*Work required*.
Repeat the entries below exactly, pictures excluded.

[Recorded data]
————
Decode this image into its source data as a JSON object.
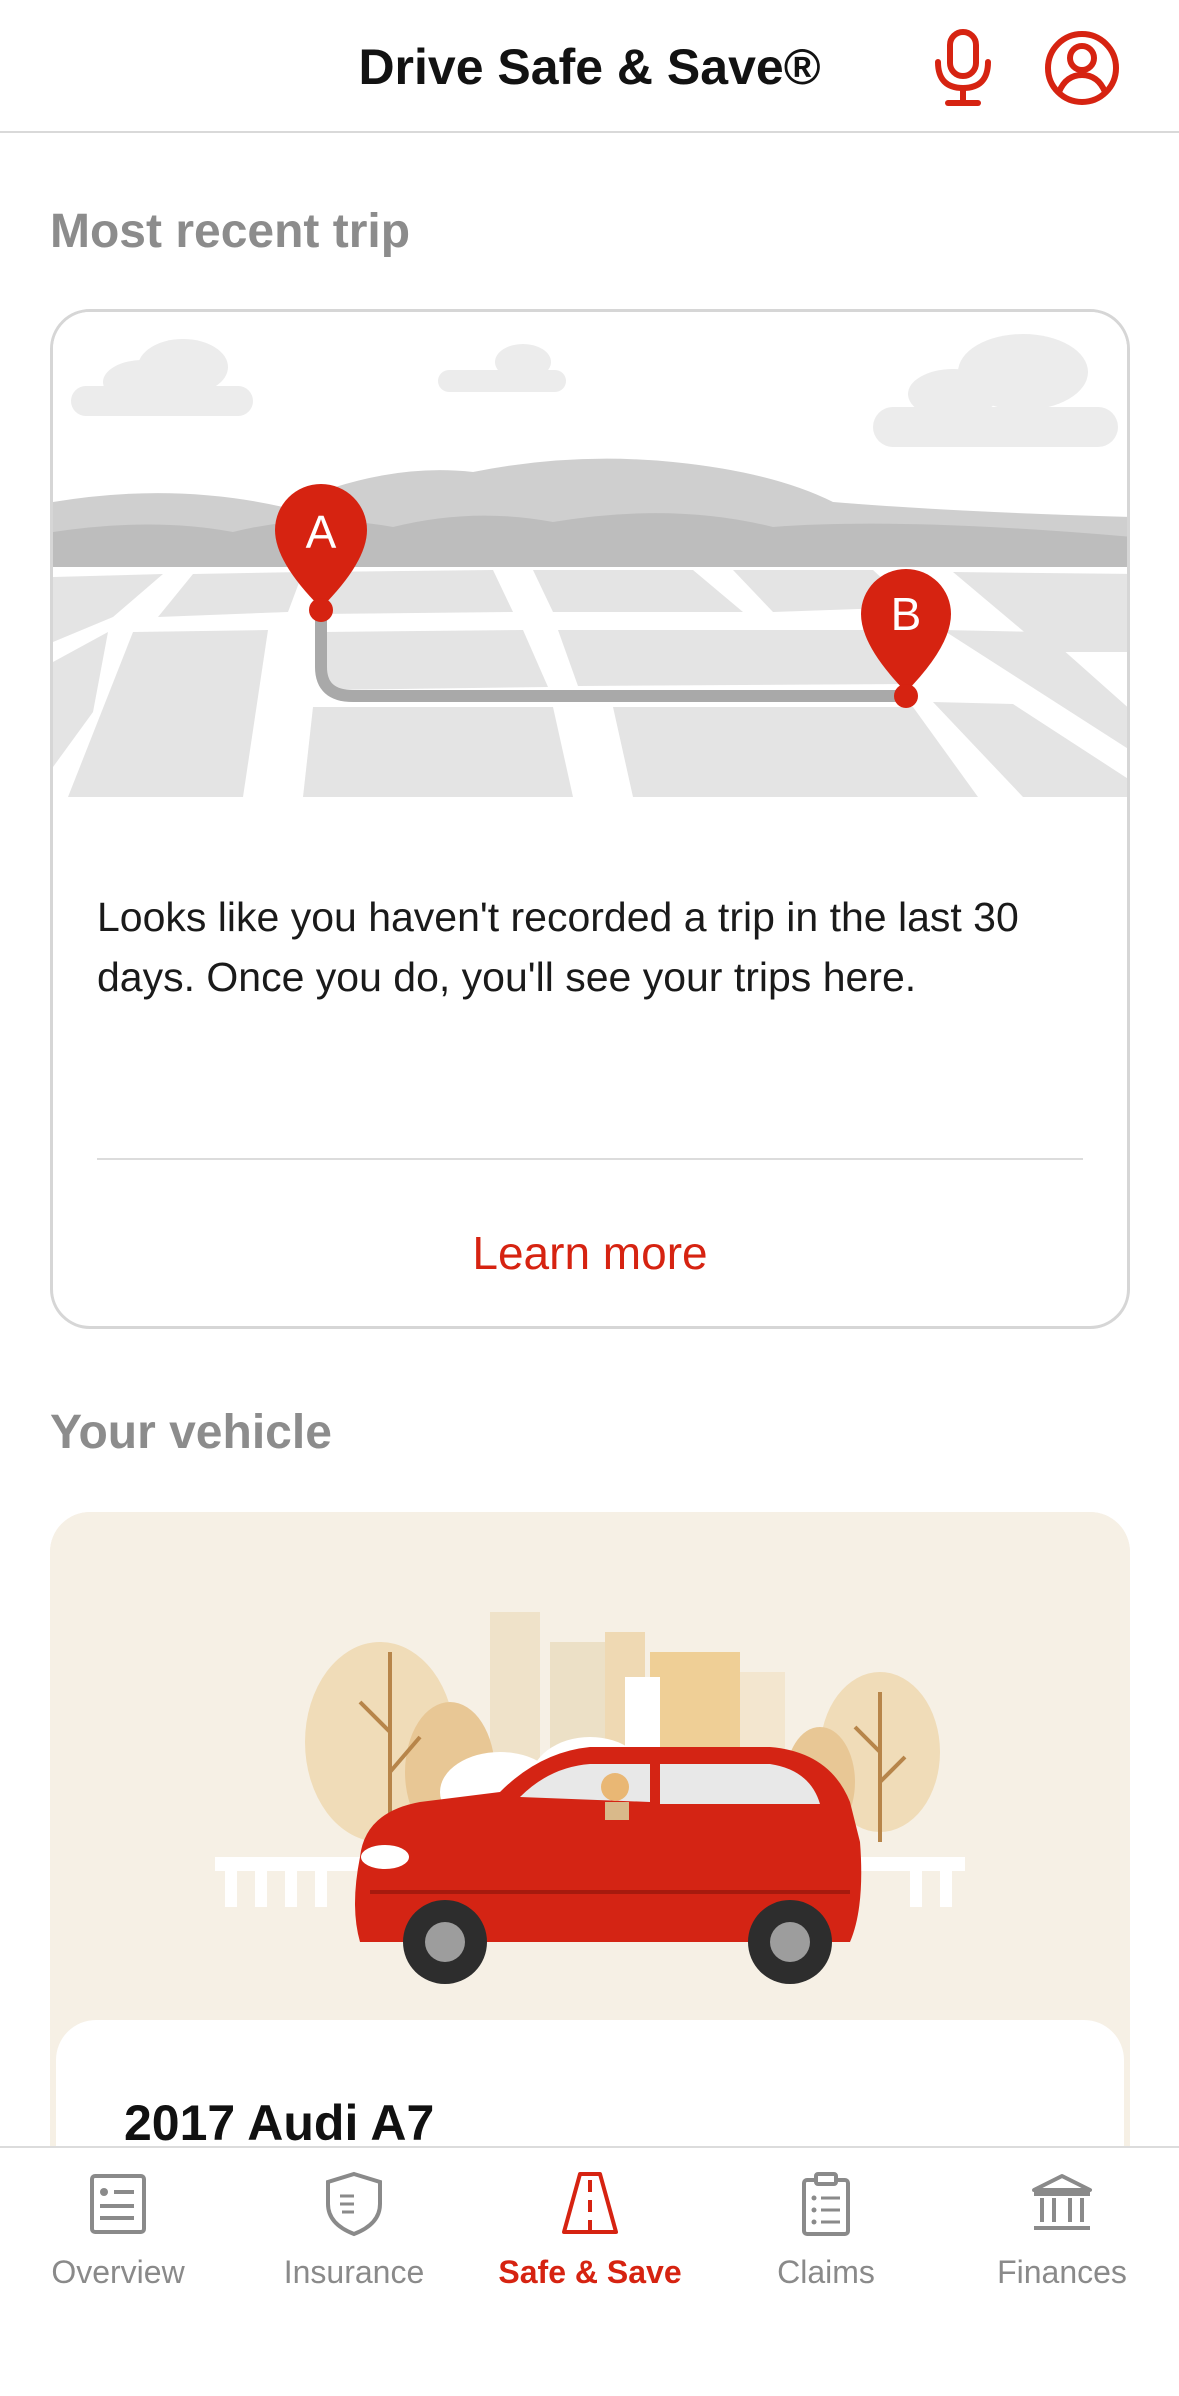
{
  "header": {
    "title": "Drive Safe & Save®"
  },
  "sections": {
    "recent_trip_title": "Most recent trip",
    "vehicle_title": "Your vehicle"
  },
  "trip_card": {
    "marker_a": "A",
    "marker_b": "B",
    "message": "Looks like you haven't recorded a trip in the last 30 days. Once you do, you'll see your trips here.",
    "learn_more": "Learn more"
  },
  "vehicle_card": {
    "name": "2017 Audi A7"
  },
  "tabs": [
    {
      "label": "Overview",
      "icon": "overview-icon"
    },
    {
      "label": "Insurance",
      "icon": "shield-icon"
    },
    {
      "label": "Safe & Save",
      "icon": "road-icon",
      "active": true
    },
    {
      "label": "Claims",
      "icon": "clipboard-icon"
    },
    {
      "label": "Finances",
      "icon": "bank-icon"
    }
  ],
  "colors": {
    "accent": "#d62311",
    "inactive": "#8a8a8a",
    "vehicle_bg": "#f6f0e5"
  }
}
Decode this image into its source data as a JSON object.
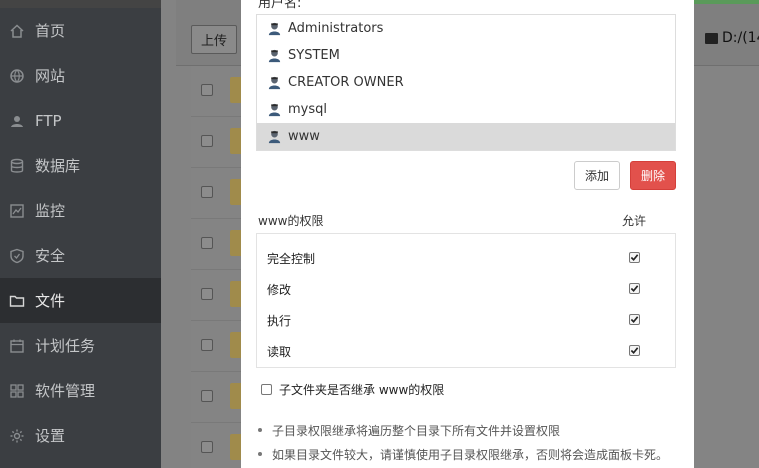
{
  "sidebar": {
    "items": [
      {
        "label": "首页",
        "icon": "home-icon"
      },
      {
        "label": "网站",
        "icon": "globe-icon"
      },
      {
        "label": "FTP",
        "icon": "ftp-user-icon"
      },
      {
        "label": "数据库",
        "icon": "database-icon"
      },
      {
        "label": "监控",
        "icon": "monitor-icon"
      },
      {
        "label": "安全",
        "icon": "shield-icon"
      },
      {
        "label": "文件",
        "icon": "folder-icon",
        "active": true
      },
      {
        "label": "计划任务",
        "icon": "calendar-icon"
      },
      {
        "label": "软件管理",
        "icon": "grid-icon"
      },
      {
        "label": "设置",
        "icon": "gear-icon"
      }
    ]
  },
  "background": {
    "upload_label": "上传",
    "disk_label": "D:/(14"
  },
  "modal": {
    "username_label": "用户名:",
    "users": [
      {
        "name": "Administrators",
        "selected": false
      },
      {
        "name": "SYSTEM",
        "selected": false
      },
      {
        "name": "CREATOR OWNER",
        "selected": false
      },
      {
        "name": "mysql",
        "selected": false
      },
      {
        "name": "www",
        "selected": true
      }
    ],
    "add_label": "添加",
    "delete_label": "删除",
    "perm_title": "www的权限",
    "allow_title": "允许",
    "permissions": [
      {
        "label": "完全控制",
        "allowed": true
      },
      {
        "label": "修改",
        "allowed": true
      },
      {
        "label": "执行",
        "allowed": true
      },
      {
        "label": "读取",
        "allowed": true
      }
    ],
    "inherit_label": "子文件夹是否继承 www的权限",
    "inherit_checked": false,
    "notes": [
      "子目录权限继承将遍历整个目录下所有文件并设置权限",
      "如果目录文件较大，请谨慎使用子目录权限继承，否则将会造成面板卡死。"
    ]
  },
  "colors": {
    "sidebar_bg": "#3b3e42",
    "delete_btn": "#e2514c",
    "selected_row": "#dadada"
  }
}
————
*Answer for the task*.
Decode this image into its source data as a JSON object.
{
  "header": {
    "title": "Drive Safe & Save®"
  },
  "sections": {
    "recent_trip_title": "Most recent trip",
    "vehicle_title": "Your vehicle"
  },
  "trip_card": {
    "marker_a": "A",
    "marker_b": "B",
    "message": "Looks like you haven't recorded a trip in the last 30 days. Once you do, you'll see your trips here.",
    "learn_more": "Learn more"
  },
  "vehicle_card": {
    "name": "2017 Audi A7"
  },
  "tabs": [
    {
      "label": "Overview",
      "icon": "overview-icon"
    },
    {
      "label": "Insurance",
      "icon": "shield-icon"
    },
    {
      "label": "Safe & Save",
      "icon": "road-icon",
      "active": true
    },
    {
      "label": "Claims",
      "icon": "clipboard-icon"
    },
    {
      "label": "Finances",
      "icon": "bank-icon"
    }
  ],
  "colors": {
    "accent": "#d62311",
    "inactive": "#8a8a8a",
    "vehicle_bg": "#f6f0e5"
  }
}
Decode this image into its source data as a JSON object.
{
  "sidebar": {
    "items": [
      {
        "label": "首页",
        "icon": "home-icon"
      },
      {
        "label": "网站",
        "icon": "globe-icon"
      },
      {
        "label": "FTP",
        "icon": "ftp-user-icon"
      },
      {
        "label": "数据库",
        "icon": "database-icon"
      },
      {
        "label": "监控",
        "icon": "monitor-icon"
      },
      {
        "label": "安全",
        "icon": "shield-icon"
      },
      {
        "label": "文件",
        "icon": "folder-icon",
        "active": true
      },
      {
        "label": "计划任务",
        "icon": "calendar-icon"
      },
      {
        "label": "软件管理",
        "icon": "grid-icon"
      },
      {
        "label": "设置",
        "icon": "gear-icon"
      }
    ]
  },
  "background": {
    "upload_label": "上传",
    "disk_label": "D:/(14"
  },
  "modal": {
    "username_label": "用户名:",
    "users": [
      {
        "name": "Administrators",
        "selected": false
      },
      {
        "name": "SYSTEM",
        "selected": false
      },
      {
        "name": "CREATOR OWNER",
        "selected": false
      },
      {
        "name": "mysql",
        "selected": false
      },
      {
        "name": "www",
        "selected": true
      }
    ],
    "add_label": "添加",
    "delete_label": "删除",
    "perm_title": "www的权限",
    "allow_title": "允许",
    "permissions": [
      {
        "label": "完全控制",
        "allowed": true
      },
      {
        "label": "修改",
        "allowed": true
      },
      {
        "label": "执行",
        "allowed": true
      },
      {
        "label": "读取",
        "allowed": true
      }
    ],
    "inherit_label": "子文件夹是否继承 www的权限",
    "inherit_checked": false,
    "notes": [
      "子目录权限继承将遍历整个目录下所有文件并设置权限",
      "如果目录文件较大，请谨慎使用子目录权限继承，否则将会造成面板卡死。"
    ]
  },
  "colors": {
    "sidebar_bg": "#3b3e42",
    "delete_btn": "#e2514c",
    "selected_row": "#dadada"
  }
}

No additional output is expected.